Entries from a dataset of interfaces:
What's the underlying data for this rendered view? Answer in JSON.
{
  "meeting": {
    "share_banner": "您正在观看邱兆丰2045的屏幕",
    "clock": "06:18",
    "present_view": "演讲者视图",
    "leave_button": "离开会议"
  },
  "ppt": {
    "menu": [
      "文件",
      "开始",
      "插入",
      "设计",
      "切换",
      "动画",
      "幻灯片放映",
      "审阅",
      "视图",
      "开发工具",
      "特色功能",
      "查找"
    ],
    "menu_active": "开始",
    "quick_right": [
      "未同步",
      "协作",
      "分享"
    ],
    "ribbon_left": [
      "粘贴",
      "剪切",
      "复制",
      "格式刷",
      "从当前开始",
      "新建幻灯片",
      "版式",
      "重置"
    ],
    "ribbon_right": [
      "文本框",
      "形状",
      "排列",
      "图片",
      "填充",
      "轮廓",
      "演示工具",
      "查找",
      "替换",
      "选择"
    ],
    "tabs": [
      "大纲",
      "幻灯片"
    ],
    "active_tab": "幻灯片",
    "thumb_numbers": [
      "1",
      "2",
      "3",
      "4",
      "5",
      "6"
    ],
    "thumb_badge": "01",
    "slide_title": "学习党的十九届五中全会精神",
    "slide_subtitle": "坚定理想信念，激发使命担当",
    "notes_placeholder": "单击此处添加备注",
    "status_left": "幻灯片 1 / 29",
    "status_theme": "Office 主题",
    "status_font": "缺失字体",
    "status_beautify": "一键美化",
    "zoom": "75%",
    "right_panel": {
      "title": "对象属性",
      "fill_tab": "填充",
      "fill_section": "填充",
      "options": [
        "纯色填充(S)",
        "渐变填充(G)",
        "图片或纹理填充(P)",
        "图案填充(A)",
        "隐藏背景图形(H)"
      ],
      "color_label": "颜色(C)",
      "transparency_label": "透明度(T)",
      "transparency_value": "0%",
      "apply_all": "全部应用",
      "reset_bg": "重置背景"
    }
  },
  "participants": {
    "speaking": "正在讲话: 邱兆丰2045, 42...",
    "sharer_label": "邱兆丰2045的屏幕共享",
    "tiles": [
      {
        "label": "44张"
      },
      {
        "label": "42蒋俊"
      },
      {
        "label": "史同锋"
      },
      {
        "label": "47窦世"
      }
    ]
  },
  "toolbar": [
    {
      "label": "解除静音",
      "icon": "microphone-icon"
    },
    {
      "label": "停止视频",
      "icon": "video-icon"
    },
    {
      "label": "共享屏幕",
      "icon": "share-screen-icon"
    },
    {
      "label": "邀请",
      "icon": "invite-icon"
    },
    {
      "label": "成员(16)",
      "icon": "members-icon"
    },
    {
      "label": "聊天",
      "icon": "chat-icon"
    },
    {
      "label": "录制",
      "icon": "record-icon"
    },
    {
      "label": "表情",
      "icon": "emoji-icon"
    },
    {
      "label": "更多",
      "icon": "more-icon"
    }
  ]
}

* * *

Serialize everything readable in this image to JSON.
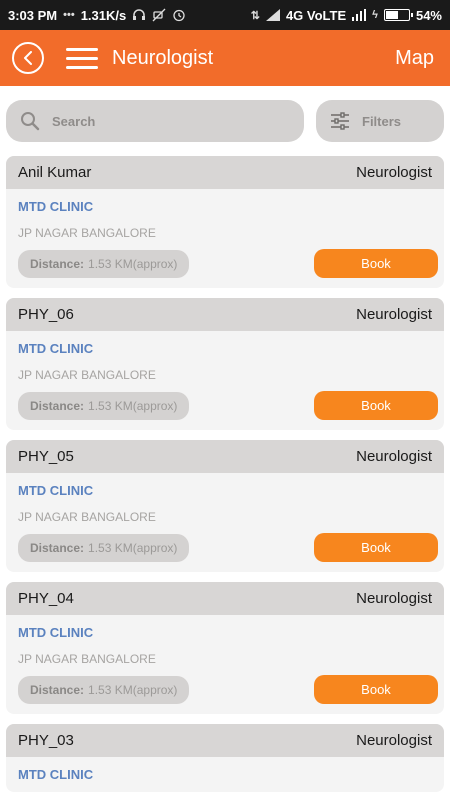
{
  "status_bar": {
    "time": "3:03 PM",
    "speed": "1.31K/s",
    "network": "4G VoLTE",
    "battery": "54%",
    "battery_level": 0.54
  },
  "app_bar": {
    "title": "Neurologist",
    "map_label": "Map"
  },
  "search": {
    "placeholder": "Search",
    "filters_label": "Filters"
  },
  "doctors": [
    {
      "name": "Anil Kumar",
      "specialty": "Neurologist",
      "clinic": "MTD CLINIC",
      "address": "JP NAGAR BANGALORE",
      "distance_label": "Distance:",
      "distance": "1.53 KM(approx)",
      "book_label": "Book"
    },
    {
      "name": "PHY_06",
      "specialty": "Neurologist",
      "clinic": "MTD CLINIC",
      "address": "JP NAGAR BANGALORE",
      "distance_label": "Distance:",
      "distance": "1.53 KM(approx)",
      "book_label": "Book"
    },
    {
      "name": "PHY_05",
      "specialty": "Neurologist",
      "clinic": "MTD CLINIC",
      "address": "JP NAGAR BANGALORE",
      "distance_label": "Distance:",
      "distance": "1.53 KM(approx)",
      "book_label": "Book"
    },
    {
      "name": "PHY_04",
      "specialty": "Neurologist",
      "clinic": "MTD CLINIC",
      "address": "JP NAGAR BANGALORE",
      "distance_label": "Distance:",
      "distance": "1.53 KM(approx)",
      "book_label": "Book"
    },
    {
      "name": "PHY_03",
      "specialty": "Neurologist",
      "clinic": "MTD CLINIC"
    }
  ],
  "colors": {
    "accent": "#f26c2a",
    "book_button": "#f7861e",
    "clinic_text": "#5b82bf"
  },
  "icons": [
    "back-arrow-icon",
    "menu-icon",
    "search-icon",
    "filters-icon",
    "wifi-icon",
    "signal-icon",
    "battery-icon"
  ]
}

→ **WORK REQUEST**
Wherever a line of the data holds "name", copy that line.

→ **COMPLETED EXERCISE**
      "name": "Anil Kumar",
      "name": "PHY_06",
      "name": "PHY_05",
      "name": "PHY_04",
      "name": "PHY_03",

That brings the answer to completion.